Monday, August 10, 2009

The Fruit Hunters: A Fascinating Read

"Every time we eat a fruit, we're tasting forgotten histories." (p.11)

It seems that many people choose to ignore the Introduction at the start of books. They want to get right into the heart of the story and often feel the introduction will be boring, uninformative or repetitive. That can be a mistake though as some introductions are very worthy. The Introduction to this book is not to be missed.

The Fruit Hunters: A Story of Nature, Adventure, Commerce and Obsession by Adam Leith Gollner (Renouf Publishing Company, Ltd, March 2009, $19.95) is a trade-sized paperback of 280 pages. Adam has written for several magazines, is the former editor of Vice Magazine, and is a musician. This is his first book and I hope not his last. The book is an eclectic blend of plentiful and fascinating information about many aspects of fruit. It also is deserving of my highest recommendation.

This book hooked me from the start, the Introduction providing an intriguing beginning on the discussion of fruit. Adam is a skilled writer, presenting one interesting fact after another about the wide world of fruit. His writing style is compelling, making for an easy and satisfying read. The book also motivated me to seek out more information about fruit, especially some of the items that Adam mentioned.

I was unaware of the multitude of fruits that are eaten all around the world, yet rarely, if ever, make it to the U.S. There are about 70-80,000 edible fruits around the world. The exotic fruits sound so enticing, so delicious, that I hope more and more of those fruits end up on our shores and into our markets and stores. Just some of their names are so evocative: zombi apples, Congo goobers, bastard cherries, num-nums, pincushion fruit, emu apple, and sword fruits.

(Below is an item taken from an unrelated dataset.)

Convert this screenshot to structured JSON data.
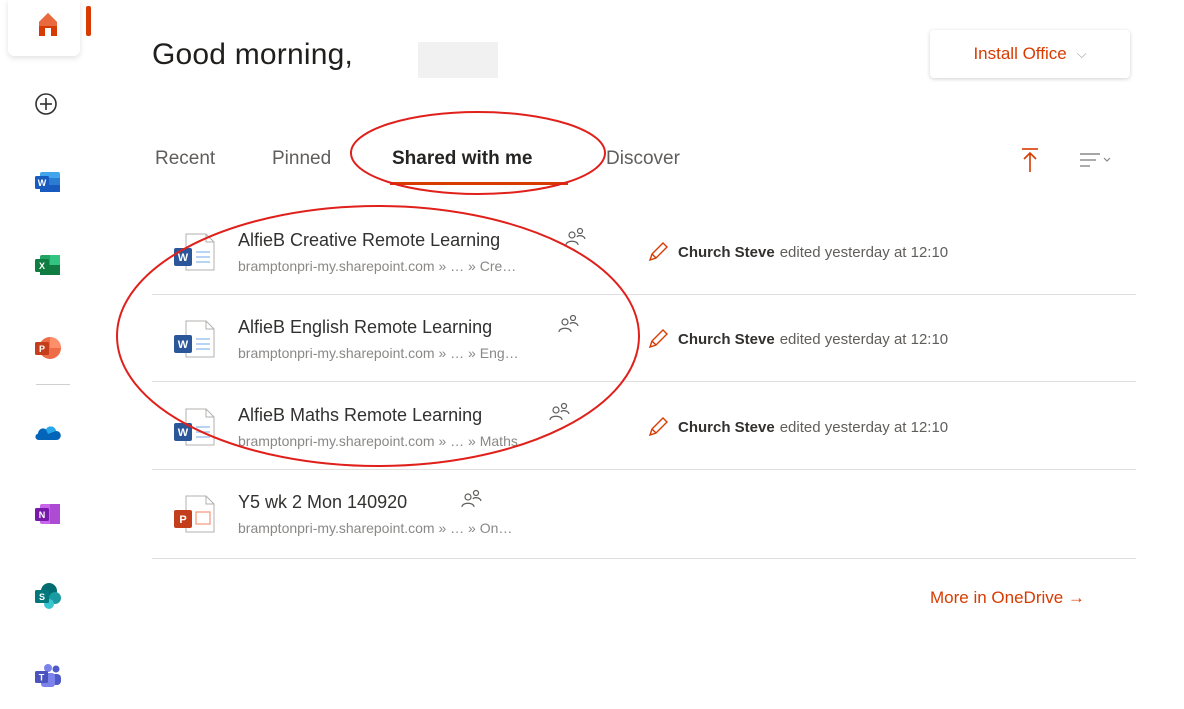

The book begins defining "fruit", noting how the term can be defined differently dependent on context. Technically, a fruit is any plant part containing a seed. This greatly expands what we might commonly consider to be fruits. For example, green peppers, cucumbers and corn are all technically fruit, not that most people though would consider them so.

From that first chapter, Adam travels across the world, visiting numerous countries and meeting lots of people involved with fruit. The book includes a brief history of fruit consumption, fruit hunters/explorers, fruitarians (who only eat fruit), fruit smugglers, how fruits come to market, genetic engineering, fruit wholesalers, conservation measures and even a cult that seeks immortality through fruit. Throughout this comprehensive journey, Adam peppers the book with a plethora of fascinating facts and anecdotes.

I could write dozens of posts about all of the matters which intrigued me. And I might write and expand upon some of those items in the future. For example, did you know that Durian flavored condoms are popular in Indonesia? Do you know the term "scrumping?" It refers to stealing apples from someone else's trees. Were you aware that certain wasps spend almost their entire lives inside of figs? Did you know that in the first half of the 20th century that more oranges were eaten than any other fresh fruit?

If you want an excellent read, one that will keep you interested from start to finish, then check out this book. And you will be seeing more about fruit on my blog in the near future.


Jacqueline Church said...

I love it! You and I are super food and word geeks - this sounds like our kind of book! Here's one fruit fact I learned recently: the fruit we know as strawberry isn't actually the fruit. It's a false fruit...I think technically the fruit of the strawberry is the tiny seeds and the luscious fleshy part is the delivery mechanism. I'm sure I've got it mixed up but this book probably clarifies it!

Richard Auffrey said...

You will definitely love this book!

newtomato said...

I saw Jacqueline recommend this review at the Table Talk chat today... it's now at the top of my GoodReads "to read" list - fascinating!

I don't think I could have imagined something more vile than a Durian flavored condom! *clearly* an acquired taste. ahem.